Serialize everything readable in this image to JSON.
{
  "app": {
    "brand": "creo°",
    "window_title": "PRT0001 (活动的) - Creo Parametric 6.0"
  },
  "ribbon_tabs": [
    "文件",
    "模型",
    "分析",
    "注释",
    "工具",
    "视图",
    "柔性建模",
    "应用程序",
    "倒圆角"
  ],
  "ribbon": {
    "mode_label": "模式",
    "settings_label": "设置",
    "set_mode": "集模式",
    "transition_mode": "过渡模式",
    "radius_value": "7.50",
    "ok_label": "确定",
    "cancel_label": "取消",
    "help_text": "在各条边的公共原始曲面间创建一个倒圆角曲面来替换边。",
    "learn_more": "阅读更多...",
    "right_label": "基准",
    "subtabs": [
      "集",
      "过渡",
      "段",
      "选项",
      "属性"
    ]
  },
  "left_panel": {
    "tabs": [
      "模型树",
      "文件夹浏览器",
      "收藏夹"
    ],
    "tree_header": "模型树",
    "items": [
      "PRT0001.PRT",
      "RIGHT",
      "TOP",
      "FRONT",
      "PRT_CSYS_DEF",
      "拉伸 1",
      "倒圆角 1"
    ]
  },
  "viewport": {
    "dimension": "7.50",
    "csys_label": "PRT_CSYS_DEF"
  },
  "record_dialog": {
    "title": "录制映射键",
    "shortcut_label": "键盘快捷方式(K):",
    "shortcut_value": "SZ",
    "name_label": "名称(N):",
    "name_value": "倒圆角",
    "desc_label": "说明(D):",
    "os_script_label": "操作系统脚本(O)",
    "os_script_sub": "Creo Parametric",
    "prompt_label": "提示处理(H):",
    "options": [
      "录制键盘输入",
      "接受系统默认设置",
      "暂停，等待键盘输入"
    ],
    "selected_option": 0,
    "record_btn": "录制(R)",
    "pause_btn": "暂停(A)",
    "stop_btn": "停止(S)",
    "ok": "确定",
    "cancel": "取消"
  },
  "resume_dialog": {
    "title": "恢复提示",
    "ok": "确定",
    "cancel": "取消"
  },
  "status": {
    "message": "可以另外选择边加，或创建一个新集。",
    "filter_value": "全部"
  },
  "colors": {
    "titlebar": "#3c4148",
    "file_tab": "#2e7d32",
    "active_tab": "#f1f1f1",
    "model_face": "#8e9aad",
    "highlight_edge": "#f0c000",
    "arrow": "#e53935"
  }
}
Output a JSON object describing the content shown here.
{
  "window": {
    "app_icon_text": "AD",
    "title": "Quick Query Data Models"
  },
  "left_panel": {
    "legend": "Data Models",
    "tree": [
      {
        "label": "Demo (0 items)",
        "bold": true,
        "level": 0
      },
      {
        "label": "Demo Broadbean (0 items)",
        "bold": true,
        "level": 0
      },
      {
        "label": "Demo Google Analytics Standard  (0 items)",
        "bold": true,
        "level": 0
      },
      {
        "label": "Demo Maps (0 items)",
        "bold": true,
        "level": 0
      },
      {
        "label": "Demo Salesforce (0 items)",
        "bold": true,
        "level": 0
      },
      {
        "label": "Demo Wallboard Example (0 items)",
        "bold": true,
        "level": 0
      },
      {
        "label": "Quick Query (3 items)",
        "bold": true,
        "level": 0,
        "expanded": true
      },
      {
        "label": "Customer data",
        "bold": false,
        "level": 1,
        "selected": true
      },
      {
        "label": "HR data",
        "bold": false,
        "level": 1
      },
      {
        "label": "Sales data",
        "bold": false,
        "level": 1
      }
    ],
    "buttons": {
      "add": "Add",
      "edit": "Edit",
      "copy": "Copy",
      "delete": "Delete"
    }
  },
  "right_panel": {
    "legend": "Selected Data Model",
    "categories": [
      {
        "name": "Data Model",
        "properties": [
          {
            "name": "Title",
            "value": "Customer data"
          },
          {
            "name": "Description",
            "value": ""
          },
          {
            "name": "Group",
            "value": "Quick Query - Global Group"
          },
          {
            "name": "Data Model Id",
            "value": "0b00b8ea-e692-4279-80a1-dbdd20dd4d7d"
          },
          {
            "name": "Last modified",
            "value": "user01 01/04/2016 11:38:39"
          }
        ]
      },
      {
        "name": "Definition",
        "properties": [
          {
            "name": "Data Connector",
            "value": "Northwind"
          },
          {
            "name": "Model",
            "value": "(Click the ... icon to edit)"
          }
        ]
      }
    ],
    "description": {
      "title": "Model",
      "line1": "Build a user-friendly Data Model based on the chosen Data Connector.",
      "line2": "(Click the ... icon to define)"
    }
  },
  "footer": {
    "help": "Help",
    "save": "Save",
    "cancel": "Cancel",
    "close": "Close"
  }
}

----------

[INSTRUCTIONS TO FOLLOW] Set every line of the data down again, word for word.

[ANSWER]
Serialize everything readable in this image to JSON.
{
  "app": {
    "brand": "creo°",
    "window_title": "PRT0001 (活动的) - Creo Parametric 6.0"
  },
  "ribbon_tabs": [
    "文件",
    "模型",
    "分析",
    "注释",
    "工具",
    "视图",
    "柔性建模",
    "应用程序",
    "倒圆角"
  ],
  "ribbon": {
    "mode_label": "模式",
    "settings_label": "设置",
    "set_mode": "集模式",
    "transition_mode": "过渡模式",
    "radius_value": "7.50",
    "ok_label": "确定",
    "cancel_label": "取消",
    "help_text": "在各条边的公共原始曲面间创建一个倒圆角曲面来替换边。",
    "learn_more": "阅读更多...",
    "right_label": "基准",
    "subtabs": [
      "集",
      "过渡",
      "段",
      "选项",
      "属性"
    ]
  },
  "left_panel": {
    "tabs": [
      "模型树",
      "文件夹浏览器",
      "收藏夹"
    ],
    "tree_header": "模型树",
    "items": [
      "PRT0001.PRT",
      "RIGHT",
      "TOP",
      "FRONT",
      "PRT_CSYS_DEF",
      "拉伸 1",
      "倒圆角 1"
    ]
  },
  "viewport": {
    "dimension": "7.50",
    "csys_label": "PRT_CSYS_DEF"
  },
  "record_dialog": {
    "title": "录制映射键",
    "shortcut_label": "键盘快捷方式(K):",
    "shortcut_value": "SZ",
    "name_label": "名称(N):",
    "name_value": "倒圆角",
    "desc_label": "说明(D):",
    "os_script_label": "操作系统脚本(O)",
    "os_script_sub": "Creo Parametric",
    "prompt_label": "提示处理(H):",
    "options": [
      "录制键盘输入",
      "接受系统默认设置",
      "暂停，等待键盘输入"
    ],
    "selected_option": 0,
    "record_btn": "录制(R)",
    "pause_btn": "暂停(A)",
    "stop_btn": "停止(S)",
    "ok": "确定",
    "cancel": "取消"
  },
  "resume_dialog": {
    "title": "恢复提示",
    "ok": "确定",
    "cancel": "取消"
  },
  "status": {
    "message": "可以另外选择边加，或创建一个新集。",
    "filter_value": "全部"
  },
  "colors": {
    "titlebar": "#3c4148",
    "file_tab": "#2e7d32",
    "active_tab": "#f1f1f1",
    "model_face": "#8e9aad",
    "highlight_edge": "#f0c000",
    "arrow": "#e53935"
  }
}
Output a JSON object describing the content shown here.
{
  "window": {
    "app_icon_text": "AD",
    "title": "Quick Query Data Models"
  },
  "left_panel": {
    "legend": "Data Models",
    "tree": [
      {
        "label": "Demo (0 items)",
        "bold": true,
        "level": 0
      },
      {
        "label": "Demo Broadbean (0 items)",
        "bold": true,
        "level": 0
      },
      {
        "label": "Demo Google Analytics Standard  (0 items)",
        "bold": true,
        "level": 0
      },
      {
        "label": "Demo Maps (0 items)",
        "bold": true,
        "level": 0
      },
      {
        "label": "Demo Salesforce (0 items)",
        "bold": true,
        "level": 0
      },
      {
        "label": "Demo Wallboard Example (0 items)",
        "bold": true,
        "level": 0
      },
      {
        "label": "Quick Query (3 items)",
        "bold": true,
        "level": 0,
        "expanded": true
      },
      {
        "label": "Customer data",
        "bold": false,
        "level": 1,
        "selected": true
      },
      {
        "label": "HR data",
        "bold": false,
        "level": 1
      },
      {
        "label": "Sales data",
        "bold": false,
        "level": 1
      }
    ],
    "buttons": {
      "add": "Add",
      "edit": "Edit",
      "copy": "Copy",
      "delete": "Delete"
    }
  },
  "right_panel": {
    "legend": "Selected Data Model",
    "categories": [
      {
        "name": "Data Model",
        "properties": [
          {
            "name": "Title",
            "value": "Customer data"
          },
          {
            "name": "Description",
            "value": ""
          },
          {
            "name": "Group",
            "value": "Quick Query - Global Group"
          },
          {
            "name": "Data Model Id",
            "value": "0b00b8ea-e692-4279-80a1-dbdd20dd4d7d"
          },
          {
            "name": "Last modified",
            "value": "user01 01/04/2016 11:38:39"
          }
        ]
      },
      {
        "name": "Definition",
        "properties": [
          {
            "name": "Data Connector",
            "value": "Northwind"
          },
          {
            "name": "Model",
            "value": "(Click the ... icon to edit)"
          }
        ]
      }
    ],
    "description": {
      "title": "Model",
      "line1": "Build a user-friendly Data Model based on the chosen Data Connector.",
      "line2": "(Click the ... icon to define)"
    }
  },
  "footer": {
    "help": "Help",
    "save": "Save",
    "cancel": "Cancel",
    "close": "Close"
  }
}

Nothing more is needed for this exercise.